The “Qualifications” section of Quin Snyder’s coaching resume is a mightily impressive one. Juris Doctor and MBA Degrees, playing and coaching under legendary Duke head coach Mike Krzyzewski and coaching in the NCAA, NBA and D-League are just some of Snyder’s accomplishments that, on paper, make him look like an ideal candidate for an NBA head coaching job.
His previous head coaching results? Maybe not quite as much.
Despite a diverse and largely successful 22-year coaching career, Snyder is best known for his run as head coach of the Missouri Tigers men’s basketball squad that, following periods of success, ended somewhat controversially. Although some consider his final years at and exit from Mizzou a black mark on his resume, Snyder finds himself on the short list of head coaching candidates for the Utah Jazz, according to a report from Deseret News.
Snyder’s coaching career actually began at the NBA level. After a successful collegiate playing career under Krzyzewski at Duke and in the midst of working on his MBA, Snyder was assistant coach for the Los Angeles Clippers under Larry Brown. After his brief NBA foray in Tinseltown, Snyder headed back to Durham, North Carolina and demonstrated impressive multitasking skills by serving as an administrative assistant under Coach K while completing both his MBA and Juris Doctor degrees. Upon completion of said degrees in 1995, Snyder became a full-time assistant coach for the Blue Devils, and was promoted to associate head coach in 1997. In 1999, Snyder was tabbed to replace coaching legend Norm Stewart as Missouri head coach. Snyder hit the ground running, significantly overachieving in his inaugural season despite what was thought of as an undermanned roster comprised primarily of Stewart’s recruits. Snyder’s success continued in succeeding years, highlighted by four consecutive NCAA tournament appearances including an Elite Eight run in 2002.

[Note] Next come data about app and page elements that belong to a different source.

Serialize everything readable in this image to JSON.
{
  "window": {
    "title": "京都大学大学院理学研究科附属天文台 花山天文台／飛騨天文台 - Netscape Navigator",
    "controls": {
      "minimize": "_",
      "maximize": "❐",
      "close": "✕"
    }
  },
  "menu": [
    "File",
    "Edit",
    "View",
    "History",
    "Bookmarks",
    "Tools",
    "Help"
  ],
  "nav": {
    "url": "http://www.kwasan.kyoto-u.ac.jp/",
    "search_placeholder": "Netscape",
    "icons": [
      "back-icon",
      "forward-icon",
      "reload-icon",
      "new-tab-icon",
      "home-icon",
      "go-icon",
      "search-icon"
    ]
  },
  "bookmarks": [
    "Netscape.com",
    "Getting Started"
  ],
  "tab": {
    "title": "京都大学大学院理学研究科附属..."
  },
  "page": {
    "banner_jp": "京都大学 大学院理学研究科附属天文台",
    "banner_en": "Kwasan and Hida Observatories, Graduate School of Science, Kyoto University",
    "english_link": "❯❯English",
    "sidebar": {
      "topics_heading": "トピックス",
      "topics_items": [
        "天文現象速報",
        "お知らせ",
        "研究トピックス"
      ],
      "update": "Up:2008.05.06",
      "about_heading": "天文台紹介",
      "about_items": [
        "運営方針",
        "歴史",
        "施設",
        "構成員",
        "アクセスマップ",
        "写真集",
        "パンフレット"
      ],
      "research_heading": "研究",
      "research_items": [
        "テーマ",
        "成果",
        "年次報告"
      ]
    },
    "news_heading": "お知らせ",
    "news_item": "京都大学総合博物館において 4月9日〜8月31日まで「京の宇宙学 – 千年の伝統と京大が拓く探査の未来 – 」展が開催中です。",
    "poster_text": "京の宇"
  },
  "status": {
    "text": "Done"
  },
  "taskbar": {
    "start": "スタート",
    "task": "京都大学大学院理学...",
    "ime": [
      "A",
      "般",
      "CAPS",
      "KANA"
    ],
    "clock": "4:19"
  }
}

Snyder’s popularity in Columbia hit a snag when an NCAA investigation into the program revealed multiple incidents of misconduct. As Snyder’s image declined, so too did the success of the Missouri program. Though all improprieties uncovered by the investigation were deemed minor, Snyder decided to resign in 2006. In 2007, Snyder tried his hand at coaching in the D-League, taking over the Austin Toros. Though he never won a D-League championship in his three-year stay in Austin, Snyder won more and saw more players from his squad get called up than any other coach in the league. After spending single seasons as an assistant coach in Philadelphia and Los Angeles, this time for the Lakers, Snyder was hired as head assistant coach for CSKA Moscow for the 2012-13 season under Ettore Messina, coincidentally another name loosely tied to the Utah Jazz head coaching job.
Snyder returned to the NBA last season and served as an assistant coach on Mike Budenholzer’s staff for the Atlanta Hawks. While it’s difficult to measure the impact, positive or negative, that an assistant coach has on a team, former Jazz forward and current Atlanta Hawk DeMarre Carroll gave Snyder a glowing review. “I have to give a shout out to Coach Quin,” Carroll said in an exit interview. “This is the first year a coach really worked with me on my footwork, my shot, spent time with me. That’s a credit to coach Quin. That shows me that he cares about me as a person, cares about my career.”
Offensively, Snyder seems to be somewhat of an expert in a variety of areas. Snyder is an expert at pick-and-roll offenses, as a 2009 FIBA Assist article co-authored by Snyder that discusses nearly every facet of pick-and-roll basketball can attest. Snyder also created a DVD/video based around his intricate motion offense that was also chock-full of very intricate and very specific details on motion principles, philosophies, rules, drills and myriad other facets of the offense. With a detail-oriented and cerebral coach like Snyder, previous offensive sets and philosophies may not be a surefire indicator of what Jazz fans could expect Snyder to run in Utah should he land the job.
In several interviews and publications, Snyder has demonstrated a high level of basketball comprehension and effective communication. It should come as little or no surprise that Snyder has evidently impressed Jazz brass enough in interviews to land on the short list of coaching candidates. However, it’s unlikely that his inauspicious exit at Missouri will not loom large over the prospect of hiring him. Are high-level credentials, diverse experience and in-depth offensive knowledge enough to outweigh perceived failure, especially at a lower level of competition than the NBA?
That’s for Dennis Lindsey and Co. to decide.